Table 1. Model Identifier and Modeling Parameters
List of figures
Figure 1. Description of the hysteretic model
Figure 2. Hysteretic curves for various g values
Figure 3. Simulation of the P-D effect
Figure 4. Collapse capacity assessment of SDOF systems
Figure 5. Dynamic pushover curves for SDOF systems with various fundamental periods
Figure 6. Collapse Capacity Spectrum
Figure 7. Influence of the ductility ratio m on collapse capacity spectrum (as=0.00, ac=1.0, kf=1.0, g=Infinity, q=0.00)
Figure 8. Influence of the softening ratio ac on collapse capacity spectrum (as=0.00, m=4.0, kf=1.0, g=Infinity, q=0.00)
Figure 9. Influence of the pinching property on collapse capacity spectrum (as=0.00, m=4.0, ac=1.0, g=Infinity, q=0.00)
Figure 10. Effect of the cyclic deterioration property on collapse capacity spectrum (as=0.00, ac=1.0, kf=1.0, q=0.00)
Figure 11. Effect of the P-D Effect on collapse capacity spectrum (as=0.00, m =4.0, ac=1.0, kf=1.0, g=Infinity)
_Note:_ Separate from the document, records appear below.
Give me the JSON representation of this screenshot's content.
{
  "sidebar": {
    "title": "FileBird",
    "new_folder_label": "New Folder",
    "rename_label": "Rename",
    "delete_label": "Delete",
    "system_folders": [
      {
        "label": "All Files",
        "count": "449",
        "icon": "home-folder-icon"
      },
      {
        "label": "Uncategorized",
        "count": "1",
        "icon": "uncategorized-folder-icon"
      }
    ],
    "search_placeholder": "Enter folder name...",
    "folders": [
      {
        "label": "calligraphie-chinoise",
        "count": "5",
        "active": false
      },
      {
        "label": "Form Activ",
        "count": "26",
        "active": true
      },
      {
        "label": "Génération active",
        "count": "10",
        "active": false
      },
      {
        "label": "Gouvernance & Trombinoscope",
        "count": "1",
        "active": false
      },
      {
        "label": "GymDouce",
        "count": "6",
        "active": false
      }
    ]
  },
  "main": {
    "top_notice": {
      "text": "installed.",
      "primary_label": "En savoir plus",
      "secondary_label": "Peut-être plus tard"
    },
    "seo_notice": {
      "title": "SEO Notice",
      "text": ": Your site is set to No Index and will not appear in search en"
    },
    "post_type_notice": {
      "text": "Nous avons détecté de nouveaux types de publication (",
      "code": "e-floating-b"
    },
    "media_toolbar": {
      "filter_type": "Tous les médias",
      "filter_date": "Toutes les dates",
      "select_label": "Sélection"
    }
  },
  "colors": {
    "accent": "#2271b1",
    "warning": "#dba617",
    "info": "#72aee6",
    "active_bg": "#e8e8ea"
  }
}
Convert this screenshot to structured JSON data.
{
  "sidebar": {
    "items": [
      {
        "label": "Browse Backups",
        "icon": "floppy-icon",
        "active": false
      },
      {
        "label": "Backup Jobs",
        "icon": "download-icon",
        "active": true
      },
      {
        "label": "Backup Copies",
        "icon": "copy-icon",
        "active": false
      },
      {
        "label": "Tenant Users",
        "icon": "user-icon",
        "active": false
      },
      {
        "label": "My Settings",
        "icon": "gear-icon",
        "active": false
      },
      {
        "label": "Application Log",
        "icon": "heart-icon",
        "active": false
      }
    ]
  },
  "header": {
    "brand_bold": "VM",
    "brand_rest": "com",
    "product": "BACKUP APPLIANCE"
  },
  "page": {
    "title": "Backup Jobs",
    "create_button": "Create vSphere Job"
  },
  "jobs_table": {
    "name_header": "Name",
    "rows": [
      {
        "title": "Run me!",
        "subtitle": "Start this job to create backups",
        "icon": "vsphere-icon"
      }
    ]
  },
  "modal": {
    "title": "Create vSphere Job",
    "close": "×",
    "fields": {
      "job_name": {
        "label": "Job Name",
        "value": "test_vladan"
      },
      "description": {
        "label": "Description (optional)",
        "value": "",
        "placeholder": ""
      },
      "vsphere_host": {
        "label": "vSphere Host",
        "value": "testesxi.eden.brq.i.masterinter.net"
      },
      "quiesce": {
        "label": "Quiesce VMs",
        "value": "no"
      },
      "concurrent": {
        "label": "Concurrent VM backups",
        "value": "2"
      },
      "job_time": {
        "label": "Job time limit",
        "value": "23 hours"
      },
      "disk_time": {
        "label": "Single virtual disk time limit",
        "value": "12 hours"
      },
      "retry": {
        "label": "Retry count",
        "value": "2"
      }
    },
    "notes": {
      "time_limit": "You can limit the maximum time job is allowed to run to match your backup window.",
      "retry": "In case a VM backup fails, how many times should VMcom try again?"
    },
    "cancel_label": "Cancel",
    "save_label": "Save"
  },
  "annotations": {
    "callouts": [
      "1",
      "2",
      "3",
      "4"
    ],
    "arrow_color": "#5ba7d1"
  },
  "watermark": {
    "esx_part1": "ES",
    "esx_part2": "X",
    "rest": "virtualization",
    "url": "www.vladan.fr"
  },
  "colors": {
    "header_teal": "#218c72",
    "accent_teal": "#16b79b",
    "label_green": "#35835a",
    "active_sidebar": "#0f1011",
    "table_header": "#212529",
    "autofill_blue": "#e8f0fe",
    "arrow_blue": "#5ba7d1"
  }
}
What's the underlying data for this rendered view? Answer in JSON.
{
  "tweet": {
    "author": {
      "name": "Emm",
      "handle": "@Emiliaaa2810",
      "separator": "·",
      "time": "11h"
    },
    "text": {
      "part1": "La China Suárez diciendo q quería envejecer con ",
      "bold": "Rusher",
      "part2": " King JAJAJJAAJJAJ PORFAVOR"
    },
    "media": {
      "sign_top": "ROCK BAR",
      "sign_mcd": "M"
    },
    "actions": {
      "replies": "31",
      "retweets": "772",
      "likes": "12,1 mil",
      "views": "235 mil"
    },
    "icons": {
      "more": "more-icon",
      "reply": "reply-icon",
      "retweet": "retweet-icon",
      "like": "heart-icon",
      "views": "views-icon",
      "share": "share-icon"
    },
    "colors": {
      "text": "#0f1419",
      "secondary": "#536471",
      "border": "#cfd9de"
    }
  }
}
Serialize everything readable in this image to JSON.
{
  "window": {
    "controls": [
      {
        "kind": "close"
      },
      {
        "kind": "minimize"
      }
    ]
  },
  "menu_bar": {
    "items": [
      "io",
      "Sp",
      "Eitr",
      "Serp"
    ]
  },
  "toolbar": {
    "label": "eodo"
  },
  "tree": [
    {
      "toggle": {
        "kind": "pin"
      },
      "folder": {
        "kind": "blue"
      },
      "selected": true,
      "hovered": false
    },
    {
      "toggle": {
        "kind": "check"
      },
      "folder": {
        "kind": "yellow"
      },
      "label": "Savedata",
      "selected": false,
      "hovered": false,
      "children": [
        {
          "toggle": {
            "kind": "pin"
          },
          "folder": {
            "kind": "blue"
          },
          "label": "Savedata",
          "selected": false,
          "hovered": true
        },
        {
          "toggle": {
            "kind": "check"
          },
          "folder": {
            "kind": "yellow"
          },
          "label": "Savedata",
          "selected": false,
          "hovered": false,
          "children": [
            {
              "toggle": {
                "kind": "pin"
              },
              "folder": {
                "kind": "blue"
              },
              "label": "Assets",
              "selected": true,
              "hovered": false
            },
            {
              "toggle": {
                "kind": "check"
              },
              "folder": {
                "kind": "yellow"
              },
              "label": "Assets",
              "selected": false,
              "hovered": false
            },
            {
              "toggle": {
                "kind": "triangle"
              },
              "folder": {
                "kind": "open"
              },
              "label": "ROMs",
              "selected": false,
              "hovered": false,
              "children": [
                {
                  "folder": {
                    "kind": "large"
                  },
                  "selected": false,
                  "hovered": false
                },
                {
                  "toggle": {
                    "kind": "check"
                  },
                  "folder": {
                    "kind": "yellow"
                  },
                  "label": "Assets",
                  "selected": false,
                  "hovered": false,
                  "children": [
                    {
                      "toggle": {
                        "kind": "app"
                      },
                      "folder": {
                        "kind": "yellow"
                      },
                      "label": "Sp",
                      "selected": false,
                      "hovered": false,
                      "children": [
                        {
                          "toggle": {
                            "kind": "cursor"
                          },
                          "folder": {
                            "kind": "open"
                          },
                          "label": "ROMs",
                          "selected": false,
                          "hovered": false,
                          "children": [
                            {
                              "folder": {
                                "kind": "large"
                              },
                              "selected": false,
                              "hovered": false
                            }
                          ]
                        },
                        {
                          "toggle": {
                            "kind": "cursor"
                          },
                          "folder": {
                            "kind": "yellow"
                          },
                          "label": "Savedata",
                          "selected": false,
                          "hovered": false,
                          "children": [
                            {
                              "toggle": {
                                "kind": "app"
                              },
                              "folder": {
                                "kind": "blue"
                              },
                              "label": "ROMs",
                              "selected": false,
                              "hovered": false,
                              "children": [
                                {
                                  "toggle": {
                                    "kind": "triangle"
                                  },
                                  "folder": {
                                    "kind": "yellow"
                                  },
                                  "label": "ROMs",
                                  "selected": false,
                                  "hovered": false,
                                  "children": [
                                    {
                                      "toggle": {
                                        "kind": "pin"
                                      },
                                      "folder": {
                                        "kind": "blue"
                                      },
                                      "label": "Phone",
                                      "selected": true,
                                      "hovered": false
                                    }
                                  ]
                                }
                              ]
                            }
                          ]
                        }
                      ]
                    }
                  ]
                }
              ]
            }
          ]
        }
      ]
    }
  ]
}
Figure 12. Collapse capacity spectrum with different ground motion input
Table 1. Model Identifier and Modeling Parameters